▶ [RECORDS SHOWN]

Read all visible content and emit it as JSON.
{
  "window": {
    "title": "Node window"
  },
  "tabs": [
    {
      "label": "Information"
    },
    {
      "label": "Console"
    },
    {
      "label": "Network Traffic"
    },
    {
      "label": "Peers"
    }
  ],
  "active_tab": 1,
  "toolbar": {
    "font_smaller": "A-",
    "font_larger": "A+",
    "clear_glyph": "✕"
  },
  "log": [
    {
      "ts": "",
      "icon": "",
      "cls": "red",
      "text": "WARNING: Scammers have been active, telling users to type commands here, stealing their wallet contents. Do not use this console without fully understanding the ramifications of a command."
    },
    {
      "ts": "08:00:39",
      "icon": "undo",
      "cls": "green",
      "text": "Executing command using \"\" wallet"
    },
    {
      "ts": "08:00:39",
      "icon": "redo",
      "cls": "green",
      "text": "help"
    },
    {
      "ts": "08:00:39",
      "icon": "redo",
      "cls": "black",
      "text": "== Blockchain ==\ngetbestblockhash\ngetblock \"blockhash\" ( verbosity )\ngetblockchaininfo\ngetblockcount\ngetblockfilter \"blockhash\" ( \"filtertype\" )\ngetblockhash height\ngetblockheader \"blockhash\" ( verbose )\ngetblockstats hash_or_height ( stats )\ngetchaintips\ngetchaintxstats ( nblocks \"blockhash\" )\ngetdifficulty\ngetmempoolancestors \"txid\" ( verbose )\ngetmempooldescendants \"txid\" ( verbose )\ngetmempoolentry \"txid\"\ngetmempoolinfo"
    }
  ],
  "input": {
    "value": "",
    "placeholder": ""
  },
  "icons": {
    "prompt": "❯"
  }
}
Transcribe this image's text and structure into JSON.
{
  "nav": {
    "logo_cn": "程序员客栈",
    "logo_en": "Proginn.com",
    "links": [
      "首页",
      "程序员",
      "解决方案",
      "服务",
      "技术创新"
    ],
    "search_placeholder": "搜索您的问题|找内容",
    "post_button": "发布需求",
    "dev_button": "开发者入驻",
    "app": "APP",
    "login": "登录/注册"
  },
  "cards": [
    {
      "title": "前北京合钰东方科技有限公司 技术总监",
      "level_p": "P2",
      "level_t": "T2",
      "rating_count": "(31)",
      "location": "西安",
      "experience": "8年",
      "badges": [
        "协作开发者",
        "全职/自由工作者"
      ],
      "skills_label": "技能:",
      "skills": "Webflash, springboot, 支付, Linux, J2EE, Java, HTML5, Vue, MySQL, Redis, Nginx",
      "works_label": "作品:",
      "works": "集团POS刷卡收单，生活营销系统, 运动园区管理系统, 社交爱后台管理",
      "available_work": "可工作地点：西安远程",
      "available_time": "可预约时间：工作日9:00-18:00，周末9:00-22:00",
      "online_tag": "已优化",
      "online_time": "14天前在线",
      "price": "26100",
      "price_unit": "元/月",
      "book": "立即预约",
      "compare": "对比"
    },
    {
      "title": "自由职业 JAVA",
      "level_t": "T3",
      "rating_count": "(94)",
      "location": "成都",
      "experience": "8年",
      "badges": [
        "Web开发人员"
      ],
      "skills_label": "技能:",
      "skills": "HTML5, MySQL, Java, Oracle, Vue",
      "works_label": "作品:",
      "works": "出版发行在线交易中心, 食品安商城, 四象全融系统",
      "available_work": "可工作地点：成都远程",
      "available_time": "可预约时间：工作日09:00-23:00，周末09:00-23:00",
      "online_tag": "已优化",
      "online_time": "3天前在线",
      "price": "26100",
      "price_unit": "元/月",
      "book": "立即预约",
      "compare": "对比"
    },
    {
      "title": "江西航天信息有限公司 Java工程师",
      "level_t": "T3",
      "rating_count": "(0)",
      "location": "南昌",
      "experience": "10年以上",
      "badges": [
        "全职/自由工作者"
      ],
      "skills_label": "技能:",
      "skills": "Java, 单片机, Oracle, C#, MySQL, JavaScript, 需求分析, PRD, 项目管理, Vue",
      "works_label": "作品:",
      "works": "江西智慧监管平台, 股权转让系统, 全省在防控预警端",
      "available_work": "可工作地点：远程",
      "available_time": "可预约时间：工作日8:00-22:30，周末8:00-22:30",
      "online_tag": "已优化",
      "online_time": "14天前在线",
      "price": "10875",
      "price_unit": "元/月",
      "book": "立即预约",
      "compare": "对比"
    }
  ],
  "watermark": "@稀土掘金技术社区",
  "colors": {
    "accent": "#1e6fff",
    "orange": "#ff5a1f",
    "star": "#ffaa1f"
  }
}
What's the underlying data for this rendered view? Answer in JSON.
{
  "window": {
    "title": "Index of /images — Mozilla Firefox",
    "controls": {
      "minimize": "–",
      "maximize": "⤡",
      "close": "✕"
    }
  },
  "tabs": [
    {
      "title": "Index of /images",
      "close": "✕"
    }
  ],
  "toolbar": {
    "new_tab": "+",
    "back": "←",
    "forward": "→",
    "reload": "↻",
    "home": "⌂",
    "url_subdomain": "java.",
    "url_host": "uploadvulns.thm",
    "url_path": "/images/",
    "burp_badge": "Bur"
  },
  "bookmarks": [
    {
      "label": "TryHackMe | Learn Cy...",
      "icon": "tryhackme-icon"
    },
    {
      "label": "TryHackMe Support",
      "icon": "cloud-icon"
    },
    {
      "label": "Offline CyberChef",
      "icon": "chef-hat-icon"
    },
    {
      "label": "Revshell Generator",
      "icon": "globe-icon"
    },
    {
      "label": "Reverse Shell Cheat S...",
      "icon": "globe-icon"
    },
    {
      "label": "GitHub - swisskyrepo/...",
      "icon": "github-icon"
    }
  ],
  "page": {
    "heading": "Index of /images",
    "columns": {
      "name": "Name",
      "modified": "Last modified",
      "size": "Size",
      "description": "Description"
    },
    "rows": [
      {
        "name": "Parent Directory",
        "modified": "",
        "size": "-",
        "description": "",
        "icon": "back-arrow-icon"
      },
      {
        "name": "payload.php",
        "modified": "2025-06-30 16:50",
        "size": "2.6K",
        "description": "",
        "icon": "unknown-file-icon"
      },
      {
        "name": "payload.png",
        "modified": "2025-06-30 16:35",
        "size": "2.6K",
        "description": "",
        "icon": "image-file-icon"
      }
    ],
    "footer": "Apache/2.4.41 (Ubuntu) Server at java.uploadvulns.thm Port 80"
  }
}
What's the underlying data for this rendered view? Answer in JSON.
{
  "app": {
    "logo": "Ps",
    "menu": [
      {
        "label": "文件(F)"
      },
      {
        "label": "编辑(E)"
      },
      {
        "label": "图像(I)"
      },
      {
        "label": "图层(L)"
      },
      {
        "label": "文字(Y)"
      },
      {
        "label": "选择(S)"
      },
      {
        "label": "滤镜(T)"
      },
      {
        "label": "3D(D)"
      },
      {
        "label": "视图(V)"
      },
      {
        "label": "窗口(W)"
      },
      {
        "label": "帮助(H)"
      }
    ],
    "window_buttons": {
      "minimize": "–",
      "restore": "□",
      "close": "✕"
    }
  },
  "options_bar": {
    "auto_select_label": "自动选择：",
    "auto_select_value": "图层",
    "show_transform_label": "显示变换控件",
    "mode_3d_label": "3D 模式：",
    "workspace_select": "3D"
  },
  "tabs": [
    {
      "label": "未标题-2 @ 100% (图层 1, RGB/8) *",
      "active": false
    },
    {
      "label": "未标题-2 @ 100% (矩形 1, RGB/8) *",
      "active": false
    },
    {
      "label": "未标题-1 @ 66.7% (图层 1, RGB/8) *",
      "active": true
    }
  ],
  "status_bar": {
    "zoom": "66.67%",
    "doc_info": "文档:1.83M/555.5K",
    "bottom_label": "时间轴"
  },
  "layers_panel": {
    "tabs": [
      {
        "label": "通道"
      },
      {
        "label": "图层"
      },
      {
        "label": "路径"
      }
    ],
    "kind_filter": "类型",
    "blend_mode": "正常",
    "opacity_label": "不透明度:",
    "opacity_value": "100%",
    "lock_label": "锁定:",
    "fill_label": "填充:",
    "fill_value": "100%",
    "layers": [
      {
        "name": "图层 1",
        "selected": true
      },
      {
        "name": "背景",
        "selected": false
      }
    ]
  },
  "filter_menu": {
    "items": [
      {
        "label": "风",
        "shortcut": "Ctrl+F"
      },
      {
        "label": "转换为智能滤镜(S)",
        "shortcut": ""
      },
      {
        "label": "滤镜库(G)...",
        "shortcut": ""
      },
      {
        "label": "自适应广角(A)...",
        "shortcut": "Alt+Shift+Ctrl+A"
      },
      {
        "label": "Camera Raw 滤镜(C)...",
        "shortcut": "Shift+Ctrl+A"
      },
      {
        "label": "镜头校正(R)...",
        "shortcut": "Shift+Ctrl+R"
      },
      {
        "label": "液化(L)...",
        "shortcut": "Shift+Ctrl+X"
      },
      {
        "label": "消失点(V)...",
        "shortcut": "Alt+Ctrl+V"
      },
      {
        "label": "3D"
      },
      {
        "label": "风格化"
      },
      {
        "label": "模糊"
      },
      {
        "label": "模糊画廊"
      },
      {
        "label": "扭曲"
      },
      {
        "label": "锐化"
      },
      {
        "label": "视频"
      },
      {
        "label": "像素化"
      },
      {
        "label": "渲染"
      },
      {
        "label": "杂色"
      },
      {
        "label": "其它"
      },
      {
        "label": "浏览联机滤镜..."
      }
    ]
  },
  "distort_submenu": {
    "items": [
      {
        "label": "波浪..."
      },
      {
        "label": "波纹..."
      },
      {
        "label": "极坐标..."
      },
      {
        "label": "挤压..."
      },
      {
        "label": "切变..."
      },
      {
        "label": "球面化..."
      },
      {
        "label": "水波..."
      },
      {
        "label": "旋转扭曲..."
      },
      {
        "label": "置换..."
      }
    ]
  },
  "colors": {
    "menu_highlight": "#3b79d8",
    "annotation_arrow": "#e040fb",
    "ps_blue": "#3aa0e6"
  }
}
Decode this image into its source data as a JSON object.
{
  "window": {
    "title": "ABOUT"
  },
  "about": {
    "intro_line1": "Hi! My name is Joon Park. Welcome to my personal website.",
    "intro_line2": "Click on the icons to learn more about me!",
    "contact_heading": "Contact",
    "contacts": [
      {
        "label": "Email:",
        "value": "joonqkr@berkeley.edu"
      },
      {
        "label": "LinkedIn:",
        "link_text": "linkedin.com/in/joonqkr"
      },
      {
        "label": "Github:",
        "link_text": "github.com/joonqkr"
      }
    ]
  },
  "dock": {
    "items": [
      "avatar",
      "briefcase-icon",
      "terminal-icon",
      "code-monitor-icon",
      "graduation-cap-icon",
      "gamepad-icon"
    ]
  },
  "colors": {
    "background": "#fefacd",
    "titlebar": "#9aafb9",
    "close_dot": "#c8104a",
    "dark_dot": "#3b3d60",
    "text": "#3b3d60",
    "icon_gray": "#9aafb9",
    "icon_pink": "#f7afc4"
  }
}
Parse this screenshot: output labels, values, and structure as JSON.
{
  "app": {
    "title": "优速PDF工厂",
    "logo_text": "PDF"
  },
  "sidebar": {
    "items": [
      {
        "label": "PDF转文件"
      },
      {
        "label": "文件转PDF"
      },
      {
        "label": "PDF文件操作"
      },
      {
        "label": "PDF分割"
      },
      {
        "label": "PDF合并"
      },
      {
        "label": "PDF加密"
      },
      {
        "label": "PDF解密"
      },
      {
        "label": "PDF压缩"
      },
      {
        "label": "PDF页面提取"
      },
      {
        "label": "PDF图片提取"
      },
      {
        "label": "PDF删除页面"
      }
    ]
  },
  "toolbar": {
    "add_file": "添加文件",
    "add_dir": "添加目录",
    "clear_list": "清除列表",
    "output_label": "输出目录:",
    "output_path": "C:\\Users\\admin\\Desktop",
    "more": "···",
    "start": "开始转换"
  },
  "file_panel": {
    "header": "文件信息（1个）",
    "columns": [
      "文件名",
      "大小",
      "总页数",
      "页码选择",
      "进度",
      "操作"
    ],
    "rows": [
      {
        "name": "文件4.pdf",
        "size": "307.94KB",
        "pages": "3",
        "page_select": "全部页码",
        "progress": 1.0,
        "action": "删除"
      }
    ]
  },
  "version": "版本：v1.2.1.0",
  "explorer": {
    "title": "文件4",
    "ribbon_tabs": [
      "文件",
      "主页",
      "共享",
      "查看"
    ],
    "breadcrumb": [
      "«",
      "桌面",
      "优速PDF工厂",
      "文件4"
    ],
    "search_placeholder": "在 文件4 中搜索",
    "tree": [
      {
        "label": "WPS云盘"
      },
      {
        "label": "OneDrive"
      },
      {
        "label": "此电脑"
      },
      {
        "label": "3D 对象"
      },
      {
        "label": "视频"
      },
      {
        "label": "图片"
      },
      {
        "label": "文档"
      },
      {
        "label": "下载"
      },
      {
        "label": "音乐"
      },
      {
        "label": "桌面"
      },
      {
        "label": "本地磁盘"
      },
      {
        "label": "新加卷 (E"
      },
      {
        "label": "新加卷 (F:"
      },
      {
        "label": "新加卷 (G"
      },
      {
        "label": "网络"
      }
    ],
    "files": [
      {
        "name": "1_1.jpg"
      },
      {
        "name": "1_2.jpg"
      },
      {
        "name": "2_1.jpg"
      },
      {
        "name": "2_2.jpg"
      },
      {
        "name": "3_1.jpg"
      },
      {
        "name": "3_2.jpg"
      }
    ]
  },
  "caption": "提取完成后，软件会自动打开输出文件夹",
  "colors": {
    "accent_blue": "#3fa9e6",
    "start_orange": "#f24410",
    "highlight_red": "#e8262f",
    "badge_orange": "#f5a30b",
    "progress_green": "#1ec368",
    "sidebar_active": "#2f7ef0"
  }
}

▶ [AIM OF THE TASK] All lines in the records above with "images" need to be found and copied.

▶ [FINISHED EXERCISE]
    "title": "Index of /images — Mozilla Firefox",
      "title": "Index of /images",
    "url_path": "/images/",
    "heading": "Index of /images",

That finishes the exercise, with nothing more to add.